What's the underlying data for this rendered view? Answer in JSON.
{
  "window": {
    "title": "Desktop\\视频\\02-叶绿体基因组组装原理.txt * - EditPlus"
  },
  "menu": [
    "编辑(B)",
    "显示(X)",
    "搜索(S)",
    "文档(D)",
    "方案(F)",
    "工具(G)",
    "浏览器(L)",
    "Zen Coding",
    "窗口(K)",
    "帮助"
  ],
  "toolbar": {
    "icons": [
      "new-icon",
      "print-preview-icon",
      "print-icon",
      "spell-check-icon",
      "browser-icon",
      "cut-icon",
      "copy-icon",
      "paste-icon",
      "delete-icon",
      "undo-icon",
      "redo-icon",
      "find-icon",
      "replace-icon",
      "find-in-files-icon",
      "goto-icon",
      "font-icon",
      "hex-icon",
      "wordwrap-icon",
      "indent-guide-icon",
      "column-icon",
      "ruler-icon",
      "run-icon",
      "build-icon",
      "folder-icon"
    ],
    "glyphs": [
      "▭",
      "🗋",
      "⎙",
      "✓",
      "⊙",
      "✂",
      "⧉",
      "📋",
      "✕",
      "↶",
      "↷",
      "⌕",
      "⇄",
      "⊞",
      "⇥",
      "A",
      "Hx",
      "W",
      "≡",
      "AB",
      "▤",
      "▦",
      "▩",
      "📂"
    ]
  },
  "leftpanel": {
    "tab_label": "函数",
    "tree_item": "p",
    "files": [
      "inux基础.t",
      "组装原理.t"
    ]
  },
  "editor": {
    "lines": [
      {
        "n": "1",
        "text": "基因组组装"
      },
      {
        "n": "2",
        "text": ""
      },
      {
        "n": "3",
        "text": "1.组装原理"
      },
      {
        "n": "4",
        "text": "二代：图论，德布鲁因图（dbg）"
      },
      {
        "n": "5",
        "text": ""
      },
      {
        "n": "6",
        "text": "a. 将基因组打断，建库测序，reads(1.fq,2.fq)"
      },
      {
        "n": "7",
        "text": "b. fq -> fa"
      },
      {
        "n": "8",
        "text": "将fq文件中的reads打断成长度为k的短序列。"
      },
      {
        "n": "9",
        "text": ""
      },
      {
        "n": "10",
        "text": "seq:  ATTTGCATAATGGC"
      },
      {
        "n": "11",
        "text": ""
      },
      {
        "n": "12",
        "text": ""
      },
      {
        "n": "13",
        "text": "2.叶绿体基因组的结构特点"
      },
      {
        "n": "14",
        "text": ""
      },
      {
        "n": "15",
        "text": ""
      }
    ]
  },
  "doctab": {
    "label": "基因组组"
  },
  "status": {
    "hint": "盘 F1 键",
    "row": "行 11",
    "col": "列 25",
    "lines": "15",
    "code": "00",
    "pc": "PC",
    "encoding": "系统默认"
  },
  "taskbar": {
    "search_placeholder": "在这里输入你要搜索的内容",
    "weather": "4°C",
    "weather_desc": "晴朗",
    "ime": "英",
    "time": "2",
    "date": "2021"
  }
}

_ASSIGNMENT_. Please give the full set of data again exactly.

_TASK ANSWER_.
What's the underlying data for this rendered view? Answer in JSON.
{
  "window": {
    "title": "Desktop\\视频\\02-叶绿体基因组组装原理.txt * - EditPlus"
  },
  "menu": [
    "编辑(B)",
    "显示(X)",
    "搜索(S)",
    "文档(D)",
    "方案(F)",
    "工具(G)",
    "浏览器(L)",
    "Zen Coding",
    "窗口(K)",
    "帮助"
  ],
  "toolbar": {
    "icons": [
      "new-icon",
      "print-preview-icon",
      "print-icon",
      "spell-check-icon",
      "browser-icon",
      "cut-icon",
      "copy-icon",
      "paste-icon",
      "delete-icon",
      "undo-icon",
      "redo-icon",
      "find-icon",
      "replace-icon",
      "find-in-files-icon",
      "goto-icon",
      "font-icon",
      "hex-icon",
      "wordwrap-icon",
      "indent-guide-icon",
      "column-icon",
      "ruler-icon",
      "run-icon",
      "build-icon",
      "folder-icon"
    ],
    "glyphs": [
      "▭",
      "🗋",
      "⎙",
      "✓",
      "⊙",
      "✂",
      "⧉",
      "📋",
      "✕",
      "↶",
      "↷",
      "⌕",
      "⇄",
      "⊞",
      "⇥",
      "A",
      "Hx",
      "W",
      "≡",
      "AB",
      "▤",
      "▦",
      "▩",
      "📂"
    ]
  },
  "leftpanel": {
    "tab_label": "函数",
    "tree_item": "p",
    "files": [
      "inux基础.t",
      "组装原理.t"
    ]
  },
  "editor": {
    "lines": [
      {
        "n": "1",
        "text": "基因组组装"
      },
      {
        "n": "2",
        "text": ""
      },
      {
        "n": "3",
        "text": "1.组装原理"
      },
      {
        "n": "4",
        "text": "二代：图论，德布鲁因图（dbg）"
      },
      {
        "n": "5",
        "text": ""
      },
      {
        "n": "6",
        "text": "a. 将基因组打断，建库测序，reads(1.fq,2.fq)"
      },
      {
        "n": "7",
        "text": "b. fq -> fa"
      },
      {
        "n": "8",
        "text": "将fq文件中的reads打断成长度为k的短序列。"
      },
      {
        "n": "9",
        "text": ""
      },
      {
        "n": "10",
        "text": "seq:  ATTTGCATAATGGC"
      },
      {
        "n": "11",
        "text": ""
      },
      {
        "n": "12",
        "text": ""
      },
      {
        "n": "13",
        "text": "2.叶绿体基因组的结构特点"
      },
      {
        "n": "14",
        "text": ""
      },
      {
        "n": "15",
        "text": ""
      }
    ]
  },
  "doctab": {
    "label": "基因组组"
  },
  "status": {
    "hint": "盘 F1 键",
    "row": "行 11",
    "col": "列 25",
    "lines": "15",
    "code": "00",
    "pc": "PC",
    "encoding": "系统默认"
  },
  "taskbar": {
    "search_placeholder": "在这里输入你要搜索的内容",
    "weather": "4°C",
    "weather_desc": "晴朗",
    "ime": "英",
    "time": "2",
    "date": "2021"
  }
}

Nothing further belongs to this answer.